Hog peanut tends to grow in small patches in the forest and wetlands but it’s unclear why they grow in certain microhabitats. Is it because rhizobia are distributed in a patchy way, or is it because rhizobia benefit plants differently in various environmental conditions? I am currently doing field and greenhouse experiments to test this hypothesis. I started this project about two years ago and so far, I conducted some field observational studies in southwest Michigan, including at Kalamazoo Nature Center, Pierce Cedar Creek and MNA’s Palmer Memorial Nature Sanctuary. I don’t have answers to these questions yet, but I should be able to tell you more about it in a couple more years… so stay tuned!

April 22 marks Earth Day’s 43rd anniversary

By Annie Perry, MNA Intern

Western hemisphere of globe

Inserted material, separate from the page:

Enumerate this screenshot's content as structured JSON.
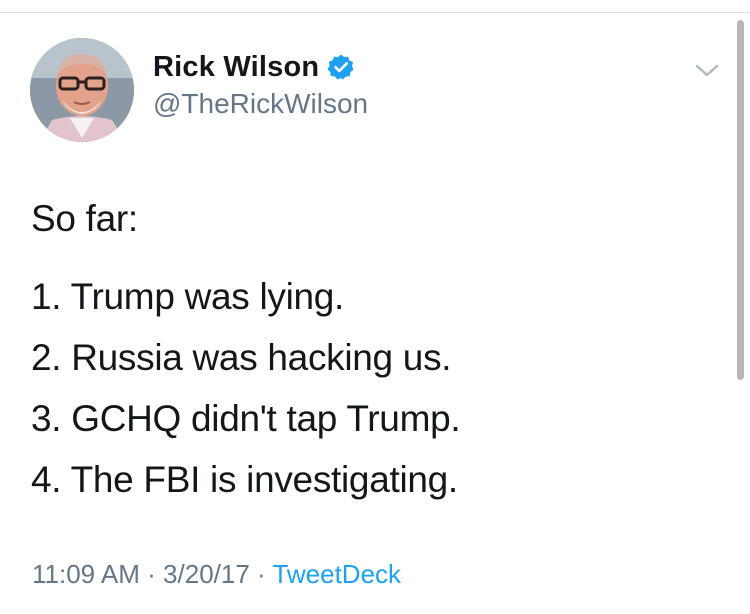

On April 22, more than one billion people around the world will participate in the 43rd Earth Day. Photo courtesy of Wikipedia Commons and NASA.

What are you doing April 22?

Will you be at work? At school? Running errands? Helping the planet?

If you plan to volunteer and help the environment, you’re not alone—April  22 is the 43rd anniversary of Earth Day, a day where more than one billion people around the globe celebrate the earth and take action to protect it.

Earth Day was founded by Gaylord Nelson, a U.S. Senator from Wisconsin, after he witnessed the severe damage caused by the massive oil spill in Santa Barbara, Calif., in 1969. Nelson was inspired by the student movement opposing the war in Vietnam and believed he could put environmental protection on the national political agenda by taking that type of energy and coupling it with the emerging public awareness about air and water pollution. He built a staff of 85 people to promote events across the country, and on April 22, 1970, 20 million Americans participated in organized protests and rallies for a healthy, sustainable environment.

Earth Day in 1970 brought together all types of Americans—Republican and Democrat, rich and poor, urban and rural—and was part of the spark that led to the creation of the U.S. Environmental Protection Agency and passage of the Clean Air, Clean Water and Endangered Species acts. In 1990, Earth Day went global, putting environmental protection on the world stage and gathering support from 200 million people in 141 countries. For its 40th anniversary in 2010, Earth Day Network launched its A Billion Acts of Green campaign, which “inspires and rewards both simple individual acts and larger organizational initiatives that reduce carbon emissions and support sustainability.” Today, Earth Day Network has recorded more than 1.01 billion acts of green.

The 2013 Earth Day campaign, called The Face of Climate Change, seeks to capture the many faces of climate change: those affected by climate change and those working to fix the problem. Until April 22, the Earth Day Network is collecting pictures of people, animals and places that are directly affected or threatened by climate change, as well as images of people who are attempting to do something about it. On and around Earth Day, the Earth Day Network will show an interactive digital display of these images at thousand of events throughout the world—including next to federal government buildings in the countries that produce the most carbon pollution. In addition to showing the effects of climate change, this campaign will highlight the power of individuals that come together and take action across the world. The team hopes to inspire leaders and citizens to act and fight against climate change.

This Earth Day, you can help the planet and volunteer in your own backyard! MNA has volunteer days on April 22 at Dowagiac Woods Nature Sanctuary in Cass County, Powell Memorial Nature Sanctuary in Lenawee County and Big Valley Nature Sanctuary in Oakland County. Check out our events calendar for more details.